State, National, District level are all mixed up together. And your SCHOOL may have a different way of interpreting all these different rules, leading to differences between one school and its neighbor.
Whew! No wonder our kids and their parents -- and teachers in general -- are pretty confused about federalism! Who should I shake my fist at?
So all these new tests, EOCs, district-assessments, and all that -- are part of federalism. They are all mixed up in the national, state, and local levels.
I had mentioned last week that I had jury duty. One of the interesting things the judge talked to us was about our role. He asked us, point-blank, “Do you recognize that you are here today in this county courtroom to uphold the law? To decide whether or not a person broke the law? Do you recognize that you are here to evaluate the EVIDENCE, not to evaluate the LAW? Do you understand that if you do not like the law, that the place to deal with that is Tallahassee, not this courtroom?”
Yikes! It’s important for us, as social studies teachers who often teach federalism and who teach in this federal (multi-level) system, which rules or laws come from Tallahassee, which come from Washington, and which come from Largo PCSB.
Here are some federal tidbits you may or may not know.
· The Regents Exams, in NY, were first administered in 1865 for middle school and 1875 for high school!
· The first Standardized test in Florida, the CSE, was given in the 1971-72 school year.
· No Child Left Behind in 2001 (national) required that all schools who receive federal funding give standardized tests annually and make AYP (adequate yearly progress)
· Florida School Improvement and Accountability (1999, state) measured schools using standardized tests and started School Grades.
· The state Statute Section 1008.22 authorized the role of EOCs in 2010
· The first state-wide EOC, Algebra 1, was given in 2011
· Senate Bill 736 (state) was passed by the legislature and signed into law by Governor Scott. This bill determined that 50% (or 40% if teachers have less than three years of data) of teacher evaluations be based on standardized test data, “statewide assessments ... or for subjects and grade levels not measured by statewide assessments, by school district assessments”
· Part of the impetus for SB 736 in 2011 was for Florida to gain a federal (national) Race to the Top grant.
· Pinellas County School Board has either selected assessments (like the AP exams) or has district-written (like the district-developed EOCs) starting in the 2014-15 school year, all based on the course standards.
· Course standards come from the Florida Board of Education, with input from the public.
Federalism is the sharing of power between national, state, and local governments. All this testing -- it comes from all three levels! I’m not even touching the other pieces of testing, like FAIR and PM the standards formerly known as Common Core and so on...

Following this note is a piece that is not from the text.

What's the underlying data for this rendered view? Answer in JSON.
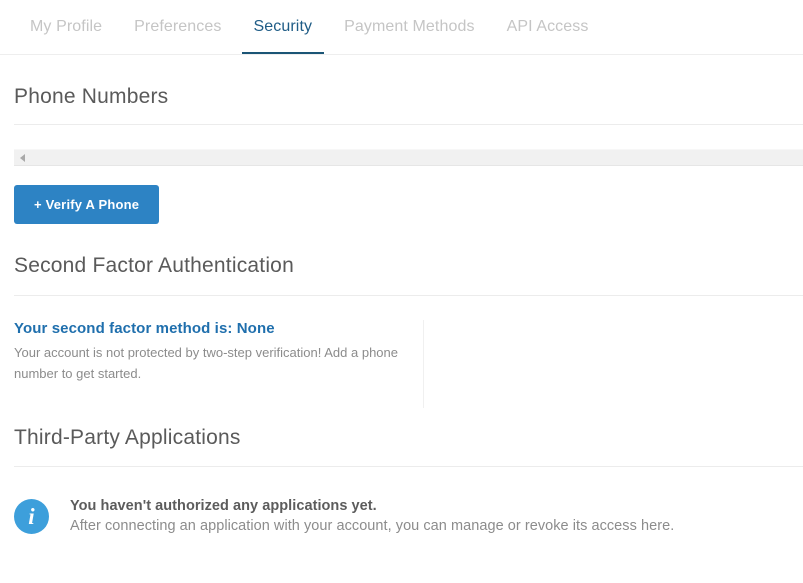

I know that testing isn’t anyone’s favorite subject and I know many folks are frustrated enough to shake their fists and curse the president about it. I’m by no means telling you what to think about it all -- just which parts come from where.
As we teach our students about the federal system of government with all the confusion and shared powers that come along, it’s important for us to understand the effects of federalism in our own jobs. It’s important to figure out who to lobby, who to praise, and who to talk to about a certain issue -- what we do and don’t have direct control of.
Does this make it all “clear as mud”? Do you have a better idea of how federalism works in our jobs? Any more good examples of Federalism in our lives?
As always, I want to hear from you! Email me at firstname.lastname@example.org
Tracy NewmanReading-in-Social Studies C